(THE DATA begins)
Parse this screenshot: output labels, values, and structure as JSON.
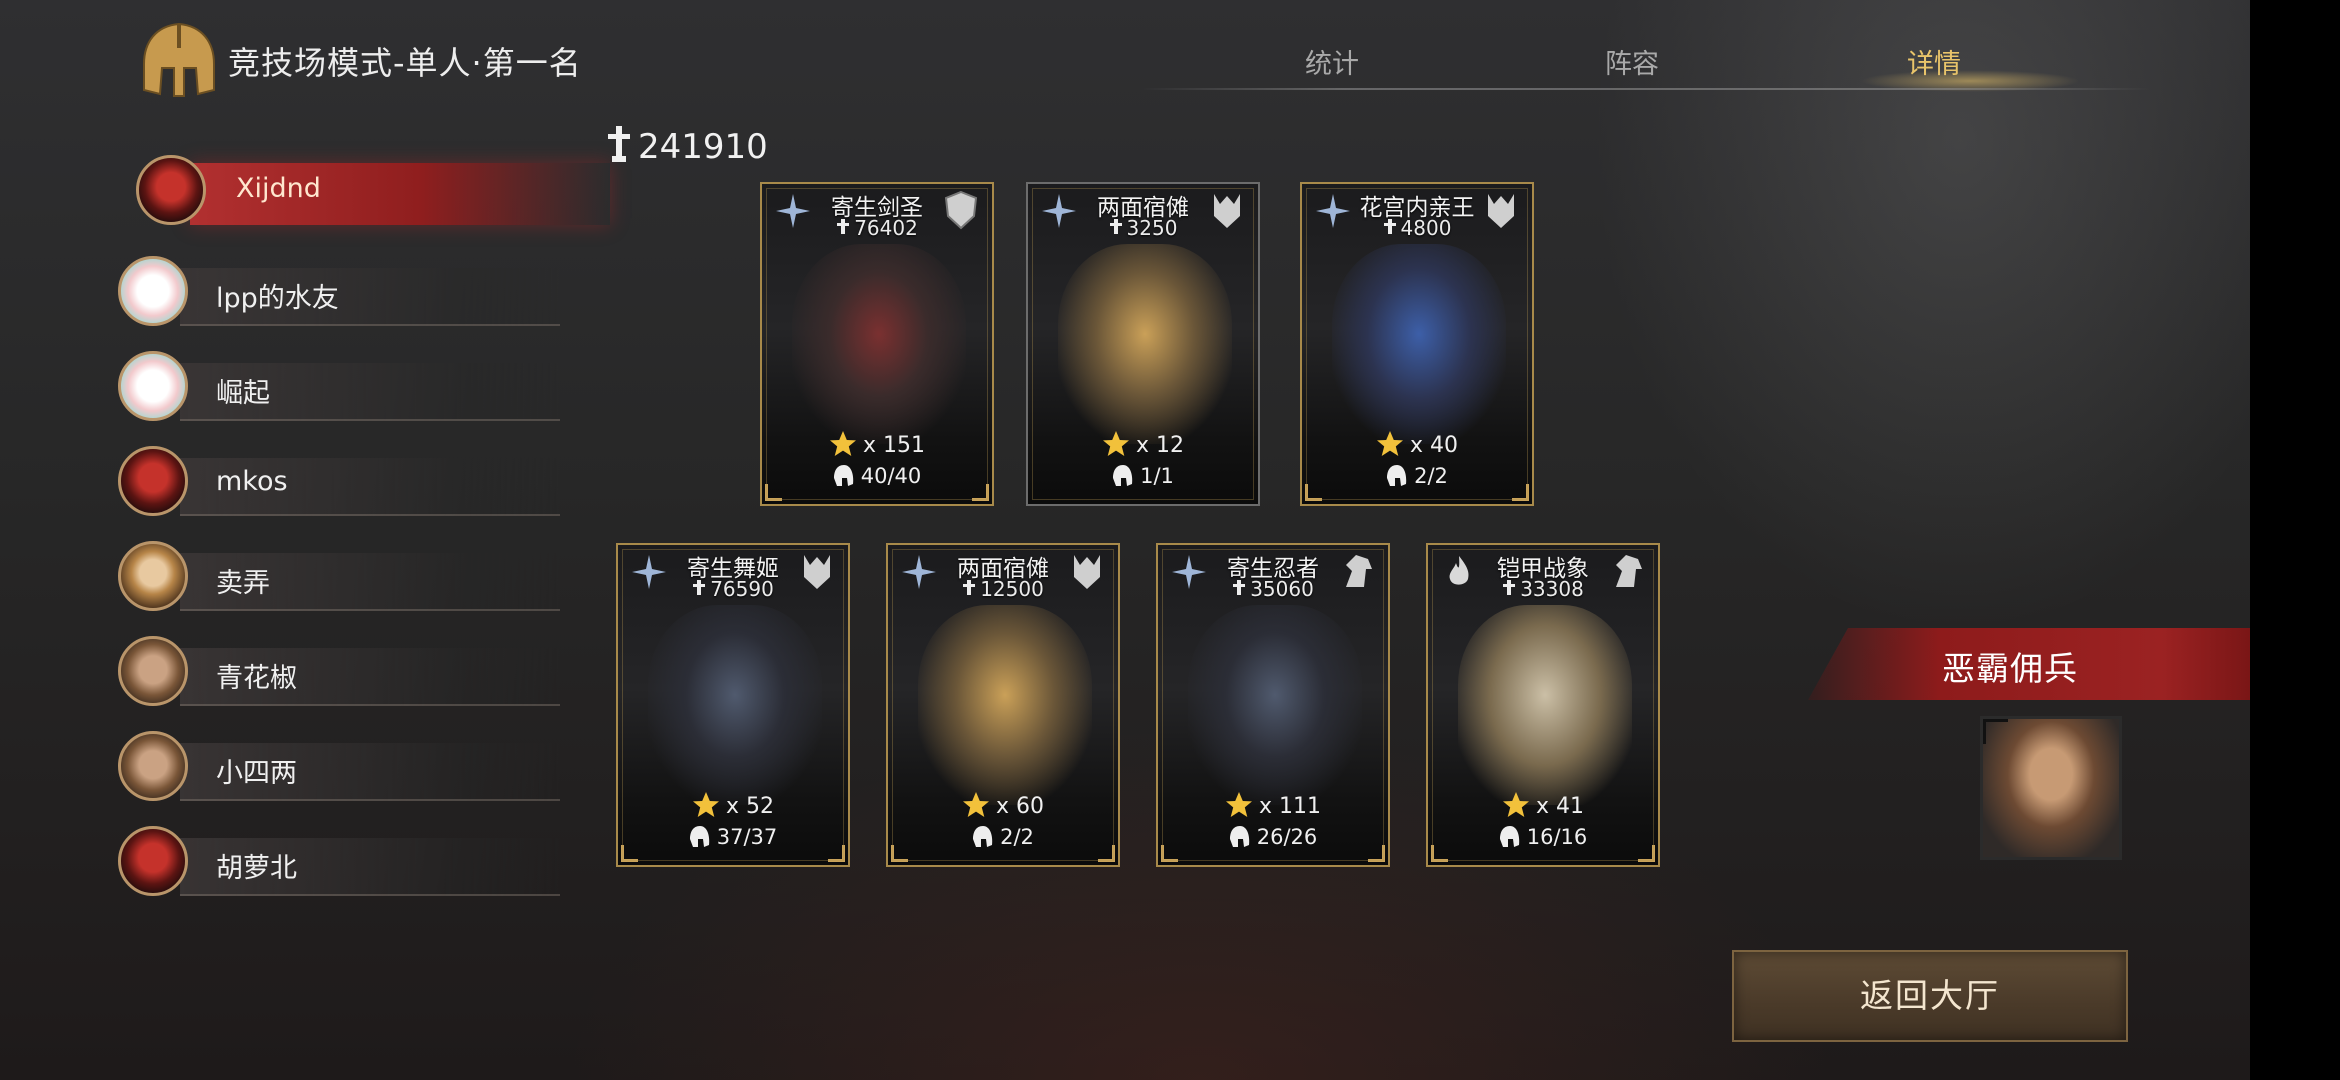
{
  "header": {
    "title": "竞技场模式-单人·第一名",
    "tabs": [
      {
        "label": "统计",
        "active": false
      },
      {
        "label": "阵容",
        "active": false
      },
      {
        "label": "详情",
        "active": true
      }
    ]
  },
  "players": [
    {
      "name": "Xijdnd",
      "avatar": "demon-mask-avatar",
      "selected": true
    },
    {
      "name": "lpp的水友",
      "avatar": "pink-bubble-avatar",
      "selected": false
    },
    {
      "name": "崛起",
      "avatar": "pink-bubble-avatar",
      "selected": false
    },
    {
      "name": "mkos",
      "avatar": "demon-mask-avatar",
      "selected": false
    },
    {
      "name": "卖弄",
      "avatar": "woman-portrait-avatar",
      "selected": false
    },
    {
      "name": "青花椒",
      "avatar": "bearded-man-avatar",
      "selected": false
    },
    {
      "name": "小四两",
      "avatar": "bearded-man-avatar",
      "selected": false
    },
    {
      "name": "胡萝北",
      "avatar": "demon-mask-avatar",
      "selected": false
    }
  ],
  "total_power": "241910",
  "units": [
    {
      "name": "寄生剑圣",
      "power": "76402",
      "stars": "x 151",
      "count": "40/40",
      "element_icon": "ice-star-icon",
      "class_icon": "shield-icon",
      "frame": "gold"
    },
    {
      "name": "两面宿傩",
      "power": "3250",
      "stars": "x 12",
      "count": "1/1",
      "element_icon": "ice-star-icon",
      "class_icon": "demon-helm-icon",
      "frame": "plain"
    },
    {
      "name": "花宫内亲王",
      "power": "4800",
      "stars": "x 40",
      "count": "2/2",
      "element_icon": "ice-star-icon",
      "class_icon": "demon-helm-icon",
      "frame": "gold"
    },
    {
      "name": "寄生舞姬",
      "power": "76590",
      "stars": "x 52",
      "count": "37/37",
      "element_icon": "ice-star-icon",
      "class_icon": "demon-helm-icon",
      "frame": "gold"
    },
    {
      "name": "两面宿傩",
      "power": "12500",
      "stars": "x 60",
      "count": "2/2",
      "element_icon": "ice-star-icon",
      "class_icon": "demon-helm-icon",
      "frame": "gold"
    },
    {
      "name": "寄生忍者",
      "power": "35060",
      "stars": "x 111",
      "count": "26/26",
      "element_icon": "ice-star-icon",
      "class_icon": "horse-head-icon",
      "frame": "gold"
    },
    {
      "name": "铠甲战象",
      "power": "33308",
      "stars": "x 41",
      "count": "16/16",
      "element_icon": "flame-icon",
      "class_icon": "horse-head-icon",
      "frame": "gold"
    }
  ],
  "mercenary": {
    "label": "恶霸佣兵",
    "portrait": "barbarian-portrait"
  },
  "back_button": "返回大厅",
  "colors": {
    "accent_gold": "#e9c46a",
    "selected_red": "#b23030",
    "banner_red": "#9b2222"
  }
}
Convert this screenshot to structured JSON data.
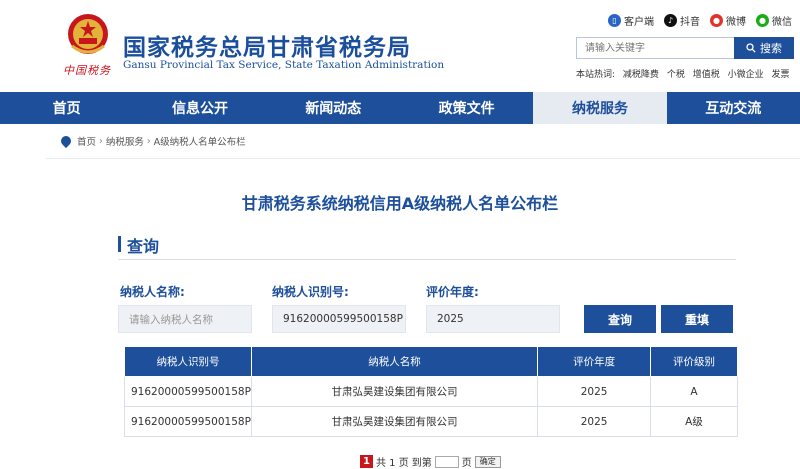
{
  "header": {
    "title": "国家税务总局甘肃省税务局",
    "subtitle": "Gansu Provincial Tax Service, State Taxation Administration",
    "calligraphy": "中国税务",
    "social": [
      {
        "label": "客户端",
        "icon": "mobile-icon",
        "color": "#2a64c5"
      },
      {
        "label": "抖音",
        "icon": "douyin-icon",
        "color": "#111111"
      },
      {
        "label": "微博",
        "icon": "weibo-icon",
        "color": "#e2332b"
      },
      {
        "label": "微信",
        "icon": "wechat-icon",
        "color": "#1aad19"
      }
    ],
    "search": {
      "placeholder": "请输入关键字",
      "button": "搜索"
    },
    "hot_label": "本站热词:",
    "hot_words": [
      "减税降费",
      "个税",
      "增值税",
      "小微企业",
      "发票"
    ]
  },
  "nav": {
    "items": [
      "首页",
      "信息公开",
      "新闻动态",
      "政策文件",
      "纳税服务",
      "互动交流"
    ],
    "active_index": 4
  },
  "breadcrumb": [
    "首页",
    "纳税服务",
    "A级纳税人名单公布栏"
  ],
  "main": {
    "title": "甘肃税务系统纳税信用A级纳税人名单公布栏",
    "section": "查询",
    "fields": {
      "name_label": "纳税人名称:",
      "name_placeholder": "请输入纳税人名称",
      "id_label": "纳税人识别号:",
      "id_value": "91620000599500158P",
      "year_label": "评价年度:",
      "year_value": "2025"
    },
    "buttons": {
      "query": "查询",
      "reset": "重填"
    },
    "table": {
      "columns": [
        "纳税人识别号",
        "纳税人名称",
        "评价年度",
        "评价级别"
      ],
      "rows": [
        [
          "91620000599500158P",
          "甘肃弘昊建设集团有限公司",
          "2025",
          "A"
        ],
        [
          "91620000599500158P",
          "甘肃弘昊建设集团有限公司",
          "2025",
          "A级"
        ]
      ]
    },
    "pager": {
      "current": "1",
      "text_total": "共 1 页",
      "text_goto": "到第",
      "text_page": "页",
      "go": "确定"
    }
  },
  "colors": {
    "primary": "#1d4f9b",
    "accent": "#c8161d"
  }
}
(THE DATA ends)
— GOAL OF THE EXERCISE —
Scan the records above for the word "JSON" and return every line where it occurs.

— RESPONSE TO THE EXERCISE —
Parse this screenshot: output labels, values, and structure as JSON.
Convert this screenshot to structured JSON data.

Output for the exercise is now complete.